• [TASK DETAILS]: Without including any pictures, copy each entry below exactly.

=== Section Start ===

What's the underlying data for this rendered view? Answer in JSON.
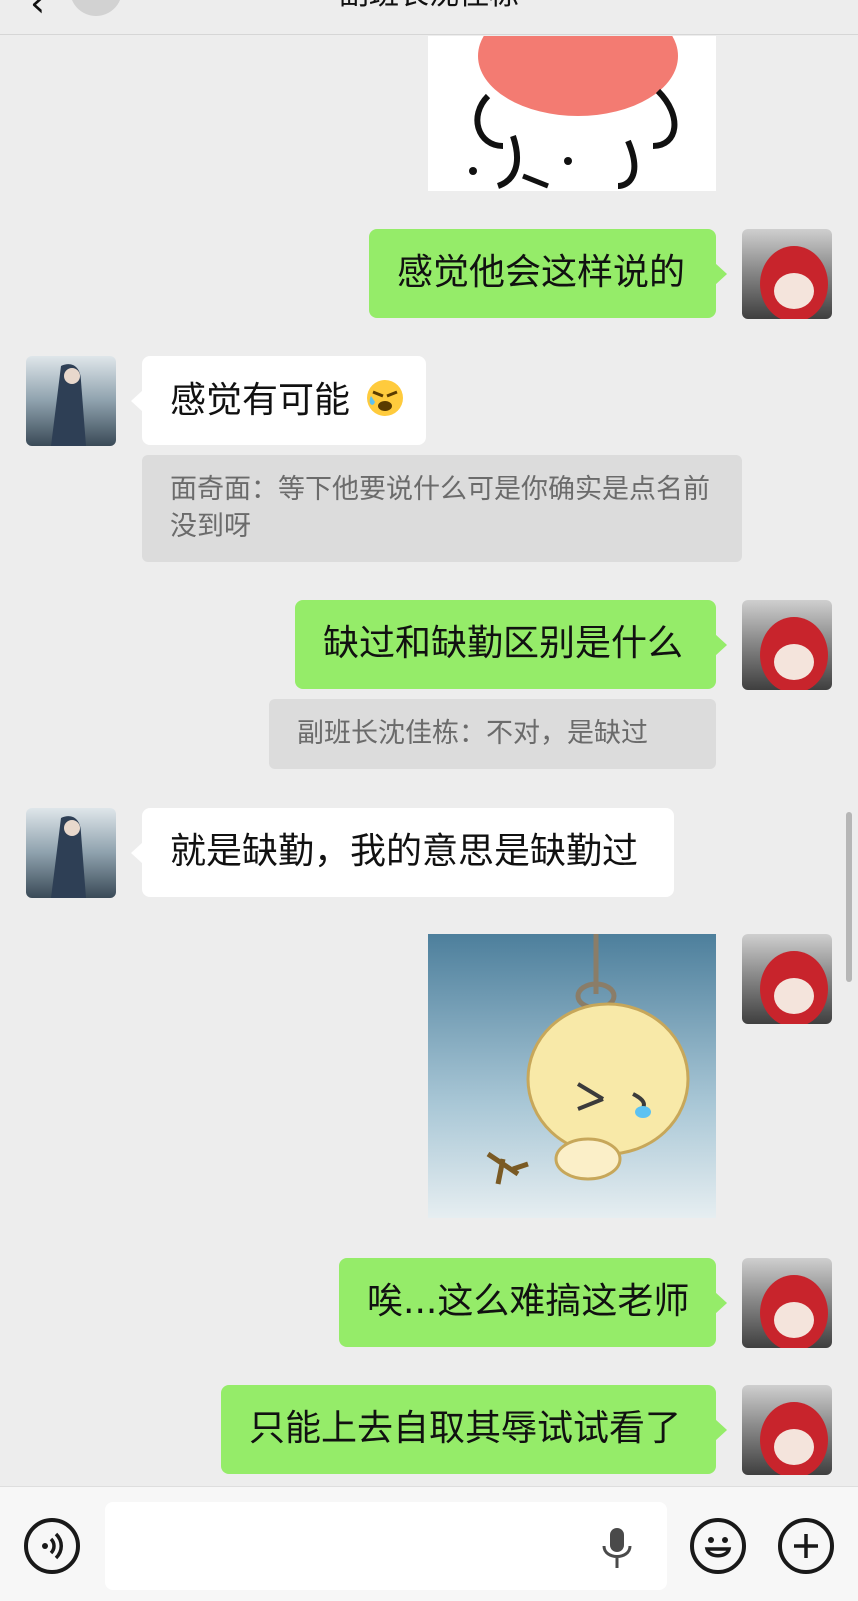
{
  "header": {
    "back_glyph": "‹",
    "title": "副班长沈佳栋"
  },
  "messages": {
    "m1": {
      "sender": "me",
      "text": "感觉他会这样说的"
    },
    "m2": {
      "sender": "other",
      "text": "感觉有可能",
      "emoji": "facepalm-cry-emoji"
    },
    "m2_quote": "面奇面：等下他要说什么可是你确实是点名前没到呀",
    "m3": {
      "sender": "me",
      "text": "缺过和缺勤区别是什么"
    },
    "m3_quote": "副班长沈佳栋：不对，是缺过",
    "m4": {
      "sender": "other",
      "text": "就是缺勤，我的意思是缺勤过"
    },
    "m5": {
      "sender": "me",
      "sticker": "hanging-cartoon-sticker"
    },
    "m6": {
      "sender": "me",
      "text": "唉...这么难搞这老师"
    },
    "m7": {
      "sender": "me",
      "text": "只能上去自取其辱试试看了"
    }
  },
  "stickers": {
    "top": "pink-blob-cartoon-sticker"
  },
  "input_bar": {
    "voice_icon": "voice-icon",
    "message_value": "",
    "mic_icon": "mic-icon",
    "emoji_icon": "emoji-icon",
    "plus_icon": "plus-icon"
  },
  "colors": {
    "background": "#ededed",
    "my_bubble": "#95ec69",
    "other_bubble": "#ffffff",
    "quote_bg": "#dcdcdc"
  }
}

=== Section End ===

• [REPLY]:
What's the underlying data for this rendered view? Answer in JSON.
{
  "header": {
    "back_glyph": "‹",
    "title": "副班长沈佳栋"
  },
  "messages": {
    "m1": {
      "sender": "me",
      "text": "感觉他会这样说的"
    },
    "m2": {
      "sender": "other",
      "text": "感觉有可能",
      "emoji": "facepalm-cry-emoji"
    },
    "m2_quote": "面奇面：等下他要说什么可是你确实是点名前没到呀",
    "m3": {
      "sender": "me",
      "text": "缺过和缺勤区别是什么"
    },
    "m3_quote": "副班长沈佳栋：不对，是缺过",
    "m4": {
      "sender": "other",
      "text": "就是缺勤，我的意思是缺勤过"
    },
    "m5": {
      "sender": "me",
      "sticker": "hanging-cartoon-sticker"
    },
    "m6": {
      "sender": "me",
      "text": "唉...这么难搞这老师"
    },
    "m7": {
      "sender": "me",
      "text": "只能上去自取其辱试试看了"
    }
  },
  "stickers": {
    "top": "pink-blob-cartoon-sticker"
  },
  "input_bar": {
    "voice_icon": "voice-icon",
    "message_value": "",
    "mic_icon": "mic-icon",
    "emoji_icon": "emoji-icon",
    "plus_icon": "plus-icon"
  },
  "colors": {
    "background": "#ededed",
    "my_bubble": "#95ec69",
    "other_bubble": "#ffffff",
    "quote_bg": "#dcdcdc"
  }
}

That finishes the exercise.